Please reproduce the entries below exactly, leaving the pictures out.

Dataset rows describing interfaces:
+ + + +

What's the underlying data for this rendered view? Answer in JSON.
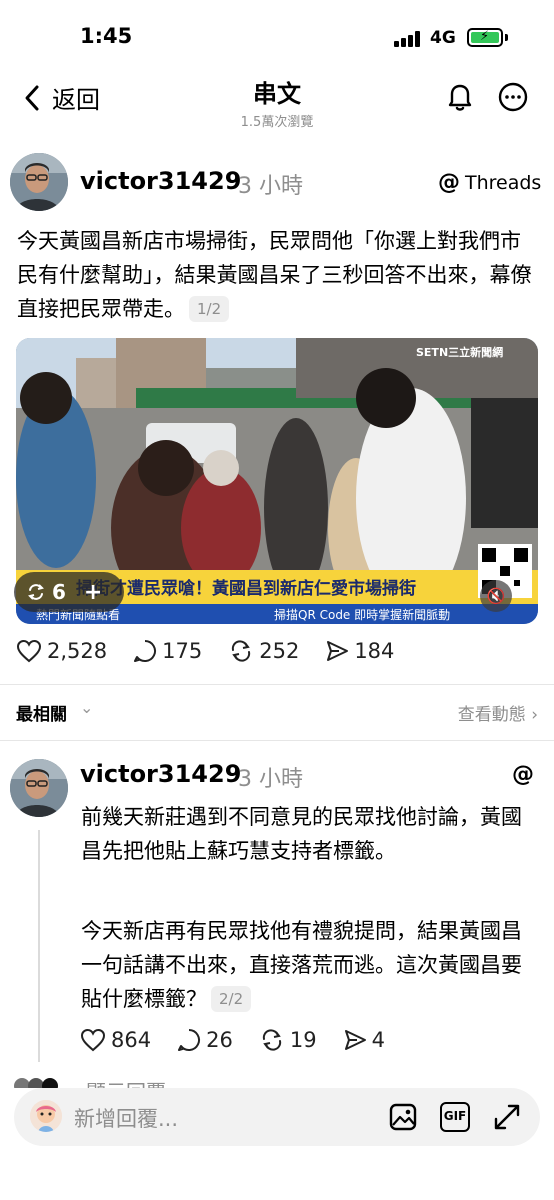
{
  "status_bar": {
    "time": "1:45",
    "network": "4G"
  },
  "header": {
    "back_label": "返回",
    "title": "串文",
    "views": "1.5萬次瀏覽"
  },
  "post": {
    "username": "victor31429",
    "time_ago": "3 小時",
    "source": "Threads",
    "text": "今天黃國昌新店市場掃街，民眾問他「你選上對我們市民有什麼幫助」，結果黃國昌呆了三秒回答不出來，幕僚直接把民眾帶走。",
    "page": "1/2",
    "media": {
      "watermark": "SETN三立新聞網",
      "headline": "掃街才遭民眾嗆！黃國昌到新店仁愛市場掃街",
      "ticker_left": "熱門新聞隨點看",
      "ticker_right": "掃描QR Code 即時掌握新聞脈動",
      "count": "6"
    },
    "likes": "2,528",
    "comments": "175",
    "reposts": "252",
    "shares": "184"
  },
  "sort": {
    "label": "最相關",
    "activity": "查看動態"
  },
  "reply": {
    "username": "victor31429",
    "time_ago": "3 小時",
    "paragraph1": "前幾天新莊遇到不同意見的民眾找他討論，黃國昌先把他貼上蘇巧慧支持者標籤。",
    "paragraph2": "今天新店再有民眾找他有禮貌提問，結果黃國昌一句話講不出來，直接落荒而逃。這次黃國昌要貼什麼標籤？",
    "page": "2/2",
    "likes": "864",
    "comments": "26",
    "reposts": "19",
    "shares": "4"
  },
  "peek_text": "顯示回覆",
  "composer": {
    "placeholder": "新增回覆...",
    "gif_label": "GIF"
  },
  "colors": {
    "battery": "#34c759",
    "muted": "#8e8e8e"
  }
}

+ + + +

ANSWER SPACE:
What's the underlying data for this rendered view? Answer in JSON.
{
  "status_bar": {
    "time": "1:45",
    "network": "4G"
  },
  "header": {
    "back_label": "返回",
    "title": "串文",
    "views": "1.5萬次瀏覽"
  },
  "post": {
    "username": "victor31429",
    "time_ago": "3 小時",
    "source": "Threads",
    "text": "今天黃國昌新店市場掃街，民眾問他「你選上對我們市民有什麼幫助」，結果黃國昌呆了三秒回答不出來，幕僚直接把民眾帶走。",
    "page": "1/2",
    "media": {
      "watermark": "SETN三立新聞網",
      "headline": "掃街才遭民眾嗆！黃國昌到新店仁愛市場掃街",
      "ticker_left": "熱門新聞隨點看",
      "ticker_right": "掃描QR Code 即時掌握新聞脈動",
      "count": "6"
    },
    "likes": "2,528",
    "comments": "175",
    "reposts": "252",
    "shares": "184"
  },
  "sort": {
    "label": "最相關",
    "activity": "查看動態"
  },
  "reply": {
    "username": "victor31429",
    "time_ago": "3 小時",
    "paragraph1": "前幾天新莊遇到不同意見的民眾找他討論，黃國昌先把他貼上蘇巧慧支持者標籤。",
    "paragraph2": "今天新店再有民眾找他有禮貌提問，結果黃國昌一句話講不出來，直接落荒而逃。這次黃國昌要貼什麼標籤？",
    "page": "2/2",
    "likes": "864",
    "comments": "26",
    "reposts": "19",
    "shares": "4"
  },
  "peek_text": "顯示回覆",
  "composer": {
    "placeholder": "新增回覆...",
    "gif_label": "GIF"
  },
  "colors": {
    "battery": "#34c759",
    "muted": "#8e8e8e"
  }
}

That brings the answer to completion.